- Animal feed (it is unclear if this also refers to dry pet food)
- Coarse and refined salt
Canned fruit and vegetables, powdered detergents and tomato paste will be banned in pre-packed sizes from Jan 1st 2022 onwards.
The decree also provides exceptions for the import in small packages of rice (1kg-5kg), wheat and corn flour (1kg), beans (1kg), canned fruit and vegetables (less than or equal to 1kg), sugar (1kg), powdered milk (1kg and 2.2kg), cooking oil (1 litre) and salt (less than or equal to 1kg).
The ban will inevitably stimulate co-packing and local manufacturing in Angola. Distributors Trendtype have spoken to in the past 12 months have repeatedly warned that import bans were coming, and have started to increase local production of products such as pasta, margarine, mayonnaise, biscuits and canned food.
The disruption to the value chain, effectively putting the thumb on the scales in favour of Angolan businesses will prove disruptive for the many South African, European, Brazilian and Indian brands looking to build a presence in Angola. It will also disrupt Shoprite, which relies heavily on its South African supply chain to service its Angolan store network.
The move has been prompted by the long term low oil prices, made more acute by the impact in 2020 of a sharp drop in oil prices as oil consumption fell because of the COVID-19 pandemic.

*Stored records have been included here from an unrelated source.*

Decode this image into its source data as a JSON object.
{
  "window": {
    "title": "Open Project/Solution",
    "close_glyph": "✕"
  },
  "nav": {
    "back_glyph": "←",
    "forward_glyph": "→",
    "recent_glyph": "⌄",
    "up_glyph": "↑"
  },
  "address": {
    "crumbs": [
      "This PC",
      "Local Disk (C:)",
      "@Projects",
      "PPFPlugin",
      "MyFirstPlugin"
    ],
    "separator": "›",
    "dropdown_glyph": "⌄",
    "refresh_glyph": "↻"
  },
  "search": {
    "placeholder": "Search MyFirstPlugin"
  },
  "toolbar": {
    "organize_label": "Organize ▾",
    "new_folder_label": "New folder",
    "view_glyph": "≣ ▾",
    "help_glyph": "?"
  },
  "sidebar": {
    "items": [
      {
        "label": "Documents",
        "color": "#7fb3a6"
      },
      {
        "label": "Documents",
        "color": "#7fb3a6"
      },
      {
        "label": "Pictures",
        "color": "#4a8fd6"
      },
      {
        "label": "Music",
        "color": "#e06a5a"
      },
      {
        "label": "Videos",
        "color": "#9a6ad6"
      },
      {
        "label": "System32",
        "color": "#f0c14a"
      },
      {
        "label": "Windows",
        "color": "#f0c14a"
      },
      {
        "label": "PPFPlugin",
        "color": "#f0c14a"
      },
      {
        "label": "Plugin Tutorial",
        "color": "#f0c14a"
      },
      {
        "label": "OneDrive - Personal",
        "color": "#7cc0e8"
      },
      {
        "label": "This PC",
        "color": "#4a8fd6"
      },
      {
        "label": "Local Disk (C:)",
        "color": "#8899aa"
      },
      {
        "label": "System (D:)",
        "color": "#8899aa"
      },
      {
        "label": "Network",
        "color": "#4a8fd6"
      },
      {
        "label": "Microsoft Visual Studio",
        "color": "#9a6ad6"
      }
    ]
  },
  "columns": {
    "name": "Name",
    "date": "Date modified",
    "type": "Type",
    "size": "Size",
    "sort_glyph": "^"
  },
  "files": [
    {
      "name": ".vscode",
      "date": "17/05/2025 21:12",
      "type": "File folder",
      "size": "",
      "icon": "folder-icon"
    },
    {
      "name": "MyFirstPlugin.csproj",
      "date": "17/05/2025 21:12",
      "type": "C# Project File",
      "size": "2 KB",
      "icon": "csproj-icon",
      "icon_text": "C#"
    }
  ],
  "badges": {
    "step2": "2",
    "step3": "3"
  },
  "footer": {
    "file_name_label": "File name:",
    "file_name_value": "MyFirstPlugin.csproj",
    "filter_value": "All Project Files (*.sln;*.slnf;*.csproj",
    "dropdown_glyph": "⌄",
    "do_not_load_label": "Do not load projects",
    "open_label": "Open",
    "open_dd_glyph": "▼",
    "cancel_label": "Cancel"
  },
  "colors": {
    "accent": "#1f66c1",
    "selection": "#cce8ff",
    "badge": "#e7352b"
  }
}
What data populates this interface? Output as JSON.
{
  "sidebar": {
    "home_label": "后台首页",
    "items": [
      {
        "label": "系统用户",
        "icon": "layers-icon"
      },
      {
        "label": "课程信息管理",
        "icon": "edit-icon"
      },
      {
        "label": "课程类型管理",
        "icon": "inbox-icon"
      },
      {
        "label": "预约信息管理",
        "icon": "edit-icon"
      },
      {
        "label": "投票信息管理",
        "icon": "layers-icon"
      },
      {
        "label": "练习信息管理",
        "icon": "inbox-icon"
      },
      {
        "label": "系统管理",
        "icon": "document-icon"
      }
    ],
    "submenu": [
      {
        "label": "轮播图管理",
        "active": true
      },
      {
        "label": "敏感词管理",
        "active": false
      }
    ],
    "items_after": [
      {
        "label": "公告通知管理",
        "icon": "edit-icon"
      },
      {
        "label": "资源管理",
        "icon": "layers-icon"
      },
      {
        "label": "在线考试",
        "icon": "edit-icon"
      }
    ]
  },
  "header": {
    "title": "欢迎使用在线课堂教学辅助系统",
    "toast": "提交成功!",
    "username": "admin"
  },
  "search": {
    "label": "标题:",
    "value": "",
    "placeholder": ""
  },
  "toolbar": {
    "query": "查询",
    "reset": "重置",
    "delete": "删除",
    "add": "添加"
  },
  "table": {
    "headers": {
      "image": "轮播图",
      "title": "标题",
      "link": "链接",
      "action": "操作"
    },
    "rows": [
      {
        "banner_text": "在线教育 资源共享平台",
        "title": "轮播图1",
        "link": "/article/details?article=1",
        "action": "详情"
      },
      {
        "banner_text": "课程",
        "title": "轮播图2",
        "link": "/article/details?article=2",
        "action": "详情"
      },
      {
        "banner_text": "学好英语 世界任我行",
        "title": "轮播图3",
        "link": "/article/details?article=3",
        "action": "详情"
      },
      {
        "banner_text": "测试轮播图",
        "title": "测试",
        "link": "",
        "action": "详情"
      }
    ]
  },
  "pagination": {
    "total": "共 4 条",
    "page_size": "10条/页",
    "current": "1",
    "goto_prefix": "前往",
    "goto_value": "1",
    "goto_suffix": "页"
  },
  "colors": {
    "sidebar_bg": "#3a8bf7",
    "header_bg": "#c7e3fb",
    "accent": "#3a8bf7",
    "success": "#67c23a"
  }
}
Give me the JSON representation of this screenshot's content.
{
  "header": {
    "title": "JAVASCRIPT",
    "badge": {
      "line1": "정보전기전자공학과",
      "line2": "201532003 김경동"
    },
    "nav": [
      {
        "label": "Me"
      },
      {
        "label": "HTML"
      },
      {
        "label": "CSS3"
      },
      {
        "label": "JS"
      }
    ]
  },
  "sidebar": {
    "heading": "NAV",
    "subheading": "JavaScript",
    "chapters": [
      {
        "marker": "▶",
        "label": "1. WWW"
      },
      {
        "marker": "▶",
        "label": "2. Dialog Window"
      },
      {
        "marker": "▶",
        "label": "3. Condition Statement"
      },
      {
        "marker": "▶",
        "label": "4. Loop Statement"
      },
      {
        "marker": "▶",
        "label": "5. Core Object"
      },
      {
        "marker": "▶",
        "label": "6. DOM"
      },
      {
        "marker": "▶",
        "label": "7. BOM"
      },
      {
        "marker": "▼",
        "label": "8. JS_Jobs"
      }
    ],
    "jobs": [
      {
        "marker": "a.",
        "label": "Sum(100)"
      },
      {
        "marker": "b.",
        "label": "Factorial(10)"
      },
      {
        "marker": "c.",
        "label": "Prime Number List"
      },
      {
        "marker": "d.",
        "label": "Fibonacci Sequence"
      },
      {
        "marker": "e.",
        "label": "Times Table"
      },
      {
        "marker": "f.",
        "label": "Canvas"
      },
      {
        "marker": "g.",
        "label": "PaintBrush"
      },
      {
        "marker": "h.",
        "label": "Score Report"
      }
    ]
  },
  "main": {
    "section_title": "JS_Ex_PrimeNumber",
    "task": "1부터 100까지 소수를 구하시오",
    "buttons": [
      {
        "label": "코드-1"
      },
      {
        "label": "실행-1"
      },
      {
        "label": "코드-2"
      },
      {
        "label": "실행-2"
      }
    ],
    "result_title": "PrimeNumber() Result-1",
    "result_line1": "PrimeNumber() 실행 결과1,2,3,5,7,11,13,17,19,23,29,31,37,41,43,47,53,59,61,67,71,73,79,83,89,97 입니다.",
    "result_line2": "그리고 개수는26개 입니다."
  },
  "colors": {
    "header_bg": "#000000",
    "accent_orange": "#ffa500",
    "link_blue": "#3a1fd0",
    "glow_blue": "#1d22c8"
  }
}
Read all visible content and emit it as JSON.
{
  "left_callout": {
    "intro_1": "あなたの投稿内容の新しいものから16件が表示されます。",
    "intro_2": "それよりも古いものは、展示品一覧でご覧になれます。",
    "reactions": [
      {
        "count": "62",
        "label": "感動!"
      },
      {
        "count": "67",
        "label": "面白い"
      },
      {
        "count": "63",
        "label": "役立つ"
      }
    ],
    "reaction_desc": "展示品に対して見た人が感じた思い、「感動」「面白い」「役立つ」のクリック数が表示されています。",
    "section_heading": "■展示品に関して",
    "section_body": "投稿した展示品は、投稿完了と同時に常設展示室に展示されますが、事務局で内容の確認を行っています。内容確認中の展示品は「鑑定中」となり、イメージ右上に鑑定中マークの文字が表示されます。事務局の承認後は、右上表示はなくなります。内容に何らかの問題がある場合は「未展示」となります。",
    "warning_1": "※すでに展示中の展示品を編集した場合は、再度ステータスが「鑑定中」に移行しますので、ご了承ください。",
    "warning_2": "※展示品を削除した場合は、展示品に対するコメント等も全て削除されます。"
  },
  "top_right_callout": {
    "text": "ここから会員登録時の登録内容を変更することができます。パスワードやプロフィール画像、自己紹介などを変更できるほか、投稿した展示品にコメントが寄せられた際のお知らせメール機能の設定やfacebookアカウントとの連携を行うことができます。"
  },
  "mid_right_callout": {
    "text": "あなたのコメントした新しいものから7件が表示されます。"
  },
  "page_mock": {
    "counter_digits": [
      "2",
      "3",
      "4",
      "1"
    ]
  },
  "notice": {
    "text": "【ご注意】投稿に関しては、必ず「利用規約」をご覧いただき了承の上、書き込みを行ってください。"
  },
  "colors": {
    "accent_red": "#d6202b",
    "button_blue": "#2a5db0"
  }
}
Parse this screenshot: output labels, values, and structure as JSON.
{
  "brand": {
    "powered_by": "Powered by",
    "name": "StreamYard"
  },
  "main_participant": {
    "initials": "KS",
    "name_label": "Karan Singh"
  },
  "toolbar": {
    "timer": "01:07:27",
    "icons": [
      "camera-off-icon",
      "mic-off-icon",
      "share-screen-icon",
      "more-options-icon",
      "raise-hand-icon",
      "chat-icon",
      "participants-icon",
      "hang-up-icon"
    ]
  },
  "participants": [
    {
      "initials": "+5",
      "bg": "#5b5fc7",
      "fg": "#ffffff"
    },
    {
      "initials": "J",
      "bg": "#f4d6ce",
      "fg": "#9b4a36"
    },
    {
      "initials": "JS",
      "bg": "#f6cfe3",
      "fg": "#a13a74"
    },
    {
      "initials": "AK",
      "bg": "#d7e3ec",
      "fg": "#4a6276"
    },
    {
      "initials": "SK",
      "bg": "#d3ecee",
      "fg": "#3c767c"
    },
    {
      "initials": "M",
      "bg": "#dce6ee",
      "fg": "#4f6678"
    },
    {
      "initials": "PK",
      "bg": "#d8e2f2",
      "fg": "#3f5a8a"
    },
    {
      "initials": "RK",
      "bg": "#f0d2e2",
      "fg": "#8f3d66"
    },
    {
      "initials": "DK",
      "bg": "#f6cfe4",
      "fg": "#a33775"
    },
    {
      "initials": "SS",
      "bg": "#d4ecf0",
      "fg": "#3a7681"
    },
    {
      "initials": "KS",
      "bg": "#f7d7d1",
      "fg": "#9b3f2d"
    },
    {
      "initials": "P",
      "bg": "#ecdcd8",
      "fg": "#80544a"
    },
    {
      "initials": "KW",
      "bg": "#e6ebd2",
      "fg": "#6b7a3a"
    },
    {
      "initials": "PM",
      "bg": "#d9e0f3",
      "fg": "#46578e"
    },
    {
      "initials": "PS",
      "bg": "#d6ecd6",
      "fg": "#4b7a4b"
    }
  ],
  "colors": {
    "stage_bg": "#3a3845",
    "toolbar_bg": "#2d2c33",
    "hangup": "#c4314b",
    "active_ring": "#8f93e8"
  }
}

We expect to see Nigeria enact more import bans for the same reason – it provides a win-win in that it protects fx, drives some local investment in packing or manufacturing, and also provides considerable opportunities for local entrepreneurs to provide co-packing services.